Motorcyclists sustain upper-body and head injuries less frequently than lower extremity injuries. If an accident injures a biker’s head, chest, spine, or another upper body area, the resulting injuries can prove more devastating than lower-body damage. Upper body trauma sometimes occurs when the impact of an accident ejects bikers from their motorcycles and sends them airborne.

Severe upper-body trauma often results from a secondary impact against the pavement, a pole, a wall, or some other stationary object.

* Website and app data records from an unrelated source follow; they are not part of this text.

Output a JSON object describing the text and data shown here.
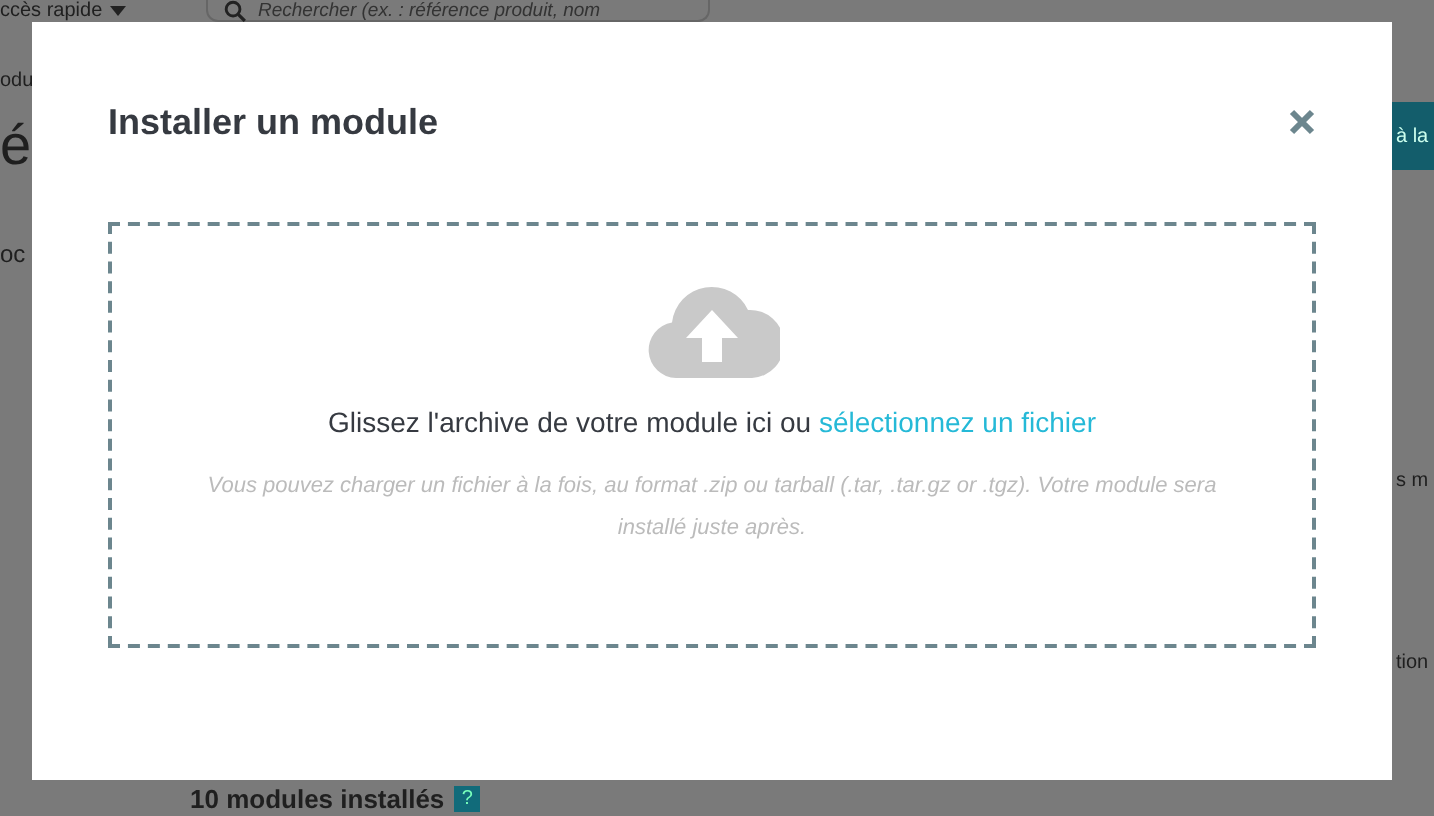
{
  "top_bar": {
    "quick_access": "ccès rapide",
    "search": {
      "placeholder": "Rechercher (ex. : référence produit, nom"
    }
  },
  "background": {
    "breadcrumb_fragment": "odu",
    "page_title_fragment": "é",
    "tab_fragment": "oc",
    "header_button": "à la",
    "row_fragments": [
      "s m",
      "tion"
    ],
    "installed_count": "10 modules installés",
    "help_badge": "?"
  },
  "modal": {
    "title": "Installer un module",
    "drop_text": "Glissez l'archive de votre module ici ou ",
    "drop_link": "sélectionnez un fichier",
    "hint": "Vous pouvez charger un fichier à la fois, au format .zip ou tarball (.tar, .tar.gz or .tgz). Votre module sera installé juste après."
  }
}
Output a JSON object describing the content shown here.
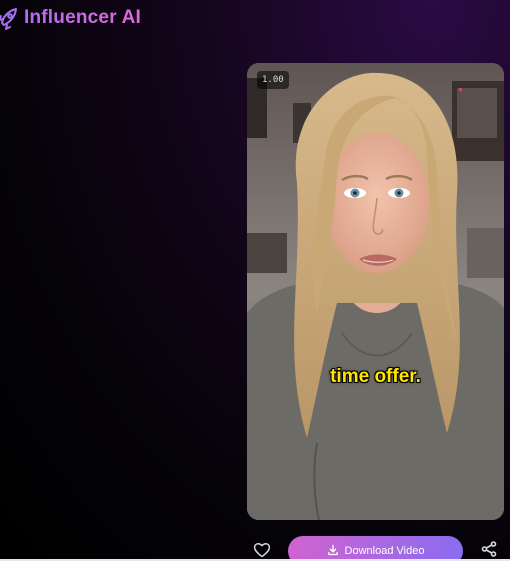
{
  "header": {
    "title": "Influencer AI",
    "logo_icon": "rocket-icon"
  },
  "video": {
    "speed_label": "1.00",
    "caption": "time offer.",
    "accent_colors": {
      "caption": "#ffe600"
    }
  },
  "actions": {
    "like_icon": "heart-icon",
    "download_label": "Download Video",
    "download_icon": "download-icon",
    "share_icon": "share-icon"
  },
  "colors": {
    "brand_gradient_start": "#b56cf7",
    "brand_gradient_end": "#e06ad6",
    "button_gradient_start": "#d063cf",
    "button_gradient_end": "#8a6cf0"
  }
}
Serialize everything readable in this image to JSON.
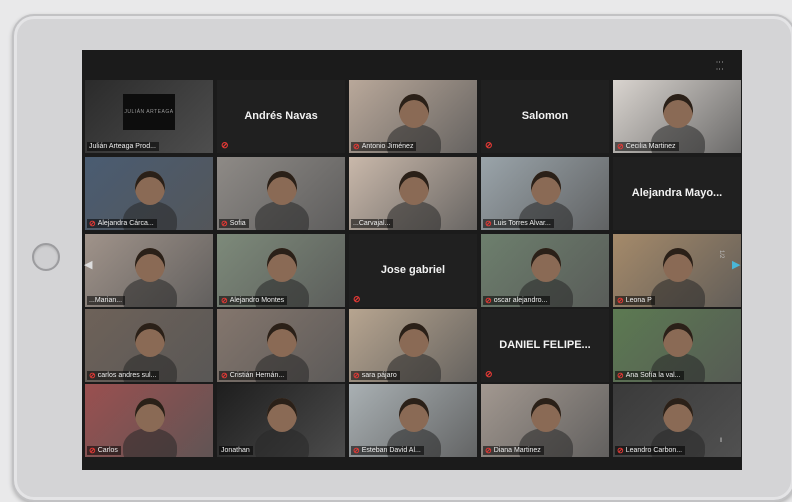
{
  "meeting": {
    "participants": [
      {
        "label": "Julián Arteaga Prod...",
        "video": true,
        "active": true,
        "muted": false,
        "bg": "#2b2b2b",
        "logo": true
      },
      {
        "name": "Andrés Navas",
        "video": false,
        "muted": true
      },
      {
        "label": "Antonio Jiménez",
        "video": true,
        "muted": true,
        "bg": "#b9a89a"
      },
      {
        "name": "Salomon",
        "video": false,
        "muted": true
      },
      {
        "label": "Cecilia Martinez",
        "video": true,
        "muted": true,
        "bg": "#d9d4cf"
      },
      {
        "label": "Alejandra Cárca...",
        "video": true,
        "muted": true,
        "bg": "#4a5c72"
      },
      {
        "label": "Sofia",
        "video": true,
        "muted": true,
        "bg": "#8e8a86"
      },
      {
        "label": "...Carvajal...",
        "video": true,
        "muted": false,
        "bg": "#c9b8aa"
      },
      {
        "label": "Luis Torres Alvar...",
        "video": true,
        "muted": true,
        "bg": "#9aa4aa"
      },
      {
        "name": "Alejandra Mayo...",
        "video": false,
        "muted": false
      },
      {
        "label": "...Marian...",
        "video": true,
        "muted": false,
        "bg": "#a0938a"
      },
      {
        "label": "Alejandro Montes",
        "video": true,
        "muted": true,
        "bg": "#7d8a7a"
      },
      {
        "name": "Jose gabriel",
        "video": false,
        "muted": true
      },
      {
        "label": "oscar alejandro...",
        "video": true,
        "muted": true,
        "bg": "#6d7f6d"
      },
      {
        "label": "Leona P",
        "video": true,
        "muted": true,
        "bg": "#a58a6a"
      },
      {
        "label": "carlos andres sul...",
        "video": true,
        "muted": true,
        "bg": "#6e6259"
      },
      {
        "label": "Cristián Hernán...",
        "video": true,
        "muted": true,
        "bg": "#84766d"
      },
      {
        "label": "sara pájaro",
        "video": true,
        "muted": true,
        "bg": "#b7a590"
      },
      {
        "name": "DANIEL FELIPE...",
        "video": false,
        "muted": true
      },
      {
        "label": "Ana Sofía la val...",
        "video": true,
        "muted": true,
        "bg": "#5c7a52"
      },
      {
        "label": "Carlos",
        "video": true,
        "muted": true,
        "bg": "#9a5050"
      },
      {
        "label": "Jonathan",
        "video": true,
        "muted": false,
        "bg": "#1e1e1e"
      },
      {
        "label": "Esteban David Al...",
        "video": true,
        "muted": true,
        "bg": "#a9b0b3"
      },
      {
        "label": "Diana Martinez",
        "video": true,
        "muted": true,
        "bg": "#a29890"
      },
      {
        "label": "Leandro Carbon...",
        "video": true,
        "muted": true,
        "bg": "#3a3a3a"
      }
    ],
    "logo_text": "JULIÁN ARTEAGA",
    "page_left_icon": "chevron-left-icon",
    "page_right_icon": "chevron-right-icon"
  }
}
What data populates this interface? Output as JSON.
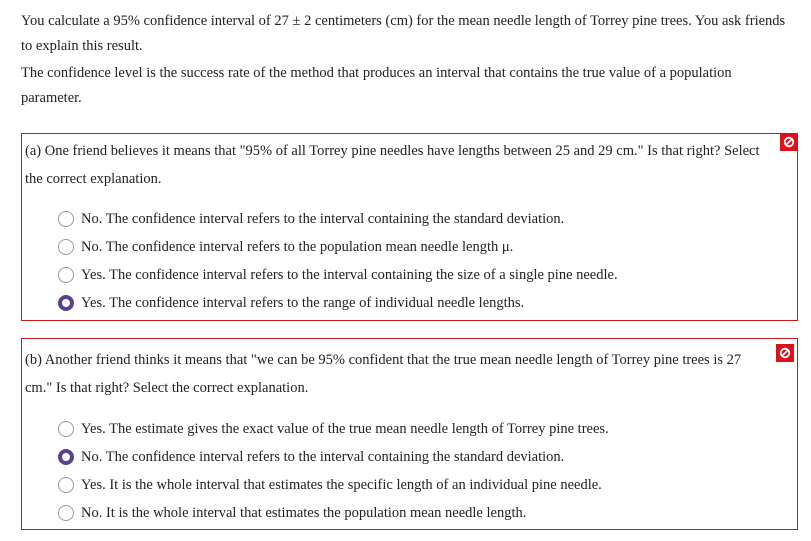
{
  "intro": {
    "paragraph1": "You calculate a 95% confidence interval of 27 ± 2 centimeters (cm) for the mean needle length of Torrey pine trees. You ask friends to explain this result.",
    "paragraph2": "The confidence level is the success rate of the method that produces an interval that contains the true value of a population parameter."
  },
  "questions": [
    {
      "prompt": "(a) One friend believes it means that \"95% of all Torrey pine needles have lengths between 25 and 29 cm.\" Is that right? Select the correct explanation.",
      "status_icon": "incorrect-icon",
      "status_color": "#e0101a",
      "selected_index": 3,
      "options": [
        {
          "label": "No. The confidence interval refers to the interval containing the standard deviation."
        },
        {
          "label": "No. The confidence interval refers to the population mean needle length μ."
        },
        {
          "label": "Yes. The confidence interval refers to the interval containing the size of a single pine needle."
        },
        {
          "label": "Yes. The confidence interval refers to the range of individual needle lengths."
        }
      ]
    },
    {
      "prompt": "(b) Another friend thinks it means that \"we can be 95% confident that the true mean needle length of Torrey pine trees is 27 cm.\" Is that right? Select the correct explanation.",
      "status_icon": "incorrect-icon",
      "status_color": "#e0101a",
      "selected_index": 1,
      "options": [
        {
          "label": "Yes. The estimate gives the exact value of the true mean needle length of Torrey pine trees."
        },
        {
          "label": "No. The confidence interval refers to the interval containing the standard deviation."
        },
        {
          "label": "Yes. It is the whole interval that estimates the specific length of an individual pine needle."
        },
        {
          "label": "No. It is the whole interval that estimates the population mean needle length."
        }
      ]
    }
  ],
  "colors": {
    "error_border": "#c81818",
    "radio_selected": "#5b3f8f"
  }
}
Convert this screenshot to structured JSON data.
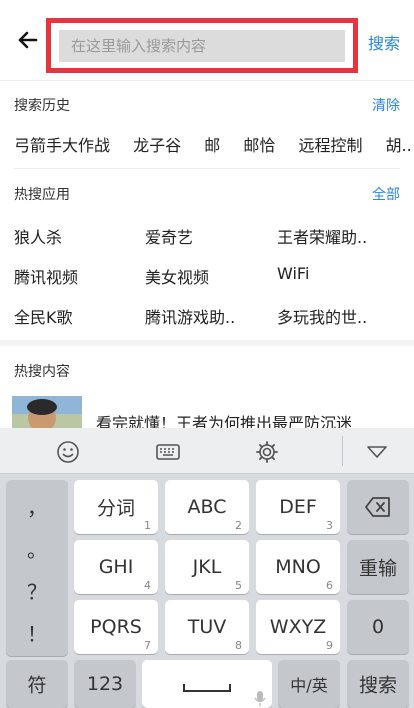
{
  "search": {
    "placeholder": "在这里输入搜索内容",
    "button_label": "搜索"
  },
  "history": {
    "title": "搜索历史",
    "action": "清除",
    "items": [
      "弓箭手大作战",
      "龙子谷",
      "邮",
      "邮恰",
      "远程控制",
      "胡.."
    ]
  },
  "hot_apps": {
    "title": "热搜应用",
    "action": "全部",
    "items": [
      [
        "狼人杀",
        "爱奇艺",
        "王者荣耀助.."
      ],
      [
        "腾讯视频",
        "美女视频",
        "WiFi"
      ],
      [
        "全民K歌",
        "腾讯游戏助..",
        "多玩我的世.."
      ]
    ]
  },
  "hot_content": {
    "title": "热搜内容",
    "first_item": "看完就懂！王者为何推出最严防沉迷"
  },
  "keyboard": {
    "toolbar_icons": [
      "emoji-icon",
      "keyboard-icon",
      "settings-icon",
      "collapse-icon"
    ],
    "symbols": [
      "，",
      "。",
      "？",
      "！"
    ],
    "rows": [
      [
        {
          "label": "分词",
          "num": "1"
        },
        {
          "label": "ABC",
          "num": "2"
        },
        {
          "label": "DEF",
          "num": "3"
        }
      ],
      [
        {
          "label": "GHI",
          "num": "4"
        },
        {
          "label": "JKL",
          "num": "5"
        },
        {
          "label": "MNO",
          "num": "6"
        }
      ],
      [
        {
          "label": "PQRS",
          "num": "7"
        },
        {
          "label": "TUV",
          "num": "8"
        },
        {
          "label": "WXYZ",
          "num": "9"
        }
      ]
    ],
    "right_keys": [
      "⌫",
      "重输",
      "0"
    ],
    "bottom": {
      "sym": "符",
      "num": "123",
      "lang": "中/英",
      "search": "搜索"
    }
  }
}
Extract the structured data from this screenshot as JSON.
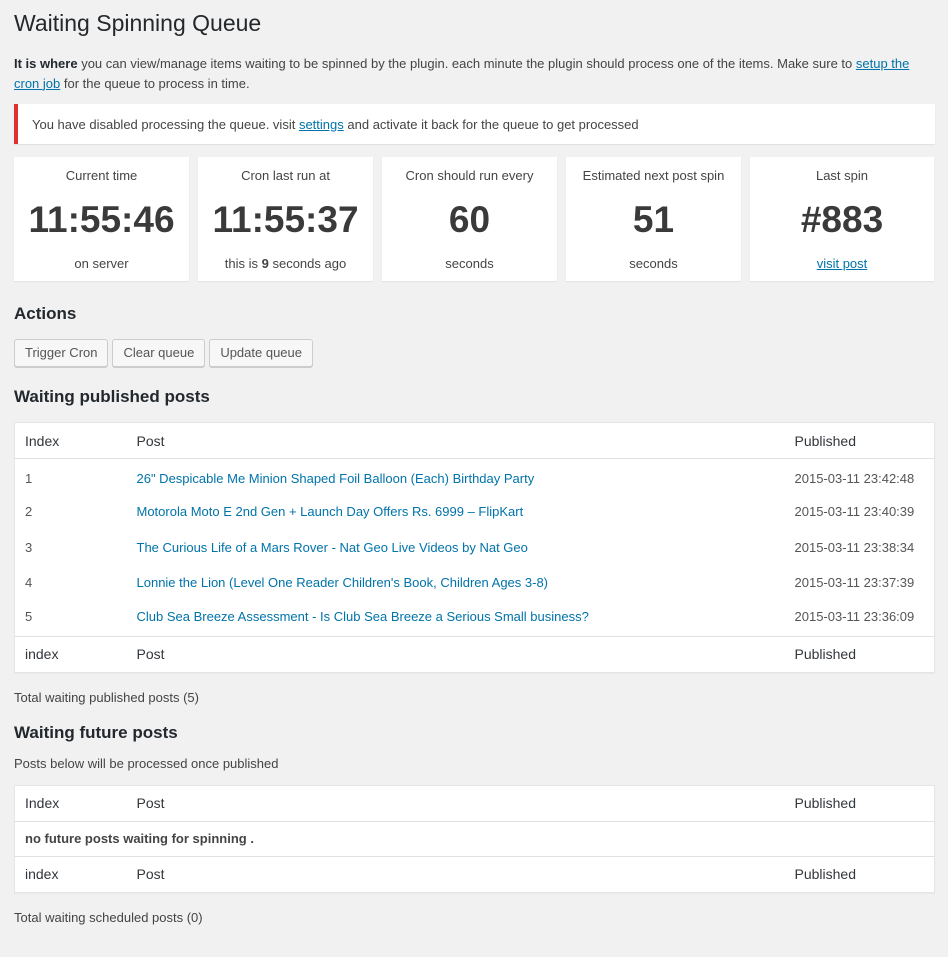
{
  "page": {
    "title": "Waiting Spinning Queue",
    "intro_bold": "It is where",
    "intro_text": " you can view/manage items waiting to be spinned by the plugin. each minute the plugin should process one of the items. Make sure to ",
    "intro_link": "setup the cron job",
    "intro_tail": " for the queue to process in time."
  },
  "notice": {
    "text_before": "You have disabled processing the queue. visit ",
    "link": "settings",
    "text_after": " and activate it back for the queue to get processed",
    "border_color": "#dc3232"
  },
  "stats": [
    {
      "label": "Current time",
      "value": "11:55:46",
      "sub": "on server"
    },
    {
      "label": "Cron last run at",
      "value": "11:55:37",
      "sub_before": "this is ",
      "sub_bold": "9",
      "sub_after": " seconds ago"
    },
    {
      "label": "Cron should run every",
      "value": "60",
      "sub": "seconds"
    },
    {
      "label": "Estimated next post spin",
      "value": "51",
      "sub": "seconds"
    },
    {
      "label": "Last spin",
      "value": "#883",
      "sub_link": "visit post"
    }
  ],
  "actions": {
    "title": "Actions",
    "trigger_cron": "Trigger Cron",
    "clear_queue": "Clear queue",
    "update_queue": "Update queue"
  },
  "published": {
    "title": "Waiting published posts",
    "head": {
      "index": "Index",
      "post": "Post",
      "published": "Published"
    },
    "foot": {
      "index": "index",
      "post": "Post",
      "published": "Published"
    },
    "rows": [
      {
        "index": "1",
        "post": "26\" Despicable Me Minion Shaped Foil Balloon (Each) Birthday Party",
        "published": "2015-03-11 23:42:48"
      },
      {
        "index": "2",
        "post": "Motorola Moto E 2nd Gen + Launch Day Offers Rs. 6999 – FlipKart",
        "published": "2015-03-11 23:40:39"
      },
      {
        "index": "3",
        "post": "The Curious Life of a Mars Rover - Nat Geo Live Videos by Nat Geo",
        "published": "2015-03-11 23:38:34"
      },
      {
        "index": "4",
        "post": "Lonnie the Lion (Level One Reader Children's Book, Children Ages 3-8)",
        "published": "2015-03-11 23:37:39"
      },
      {
        "index": "5",
        "post": "Club Sea Breeze Assessment - Is Club Sea Breeze a Serious Small business?",
        "published": "2015-03-11 23:36:09"
      }
    ],
    "total": "Total waiting published posts (5)"
  },
  "future": {
    "title": "Waiting future posts",
    "desc": "Posts below will be processed once published",
    "head": {
      "index": "Index",
      "post": "Post",
      "published": "Published"
    },
    "foot": {
      "index": "index",
      "post": "Post",
      "published": "Published"
    },
    "empty": "no future posts waiting for spinning .",
    "total": "Total waiting scheduled posts (0)"
  }
}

  • Mild, moderate, and severe brain injuries: Depending on the extent of the trauma, brain injuries often prove severe and disabling. The Centers for Disease Control and Prevention (CDC) and other medical institutions have gradually begun to acknowledge that concussions do, in fact, constitute mild brain injuries.
  • Spinal cord injuries: When a biker sustains a spinal cord injury, the trauma may prove serious enough to cause varying degrees of paralysis. The degree of disability depends on the location and extent of the spine damage. Paralysis usually occurs in areas of the body at and below the damage location.
  • Internal injuries: Internal injuries occur even when the injured biker has no outward signs of trauma. Broken ribs pierce organs, causing internal bleeding. The heart and other critical organs sustain bruises and contusions upon impact.

Do You Need an Attorney to Handle Your Motorcycle Accident Injury Claim?

Yes. When you sustain injuries in a motorcycle accident, we don’t recommend going it alone. In resolving your claim, you must interact with the negligent driver, the at-fault insurance companies, and all of the defense attorneys. If your case has complicated liability issues or complex injuries, the experience that the other side has with these issues will place you at a distinct disadvantage. When you have no experience evaluating injury damages, insurance companies don’t always negotiate fairly.

When you work with personal injury attorneys, they provide a long list of legal services, including:

  • Investigate your accident
  • Interact with insurers and attorneys
  • Resolve liability issues
  • Evaluate your injury claim
  • Negotiate the best possible settlement
  • File suit and try your case if necessary
  • Handle your claim while you focus on healing

When you consult with an attorney, you will receive an initial, free consultation, and you won’t have to commit to taking action. You simply discuss your case and learn more about your legal options and then decide where you want to go from there. Contact a motorcycle accident lawyer today for a free case evaluation, during which you can determine your eligibility to pursue compensation for your motorcycle accident injuries.

Andrew Finkelstein

Mr. Finkelstein is the Managing Partner of Finkelstein & Partners, LLP. He has become a noted consumer activist through his representation of injured individuals against corporate wrongdoers and irresponsible parties. An accomplished litigator, Mr. Finkelstein has represented Plaintiffs in wrongful death and catastrophic personal injury cases. He has successfully handled dozens of multi-million dollar cases.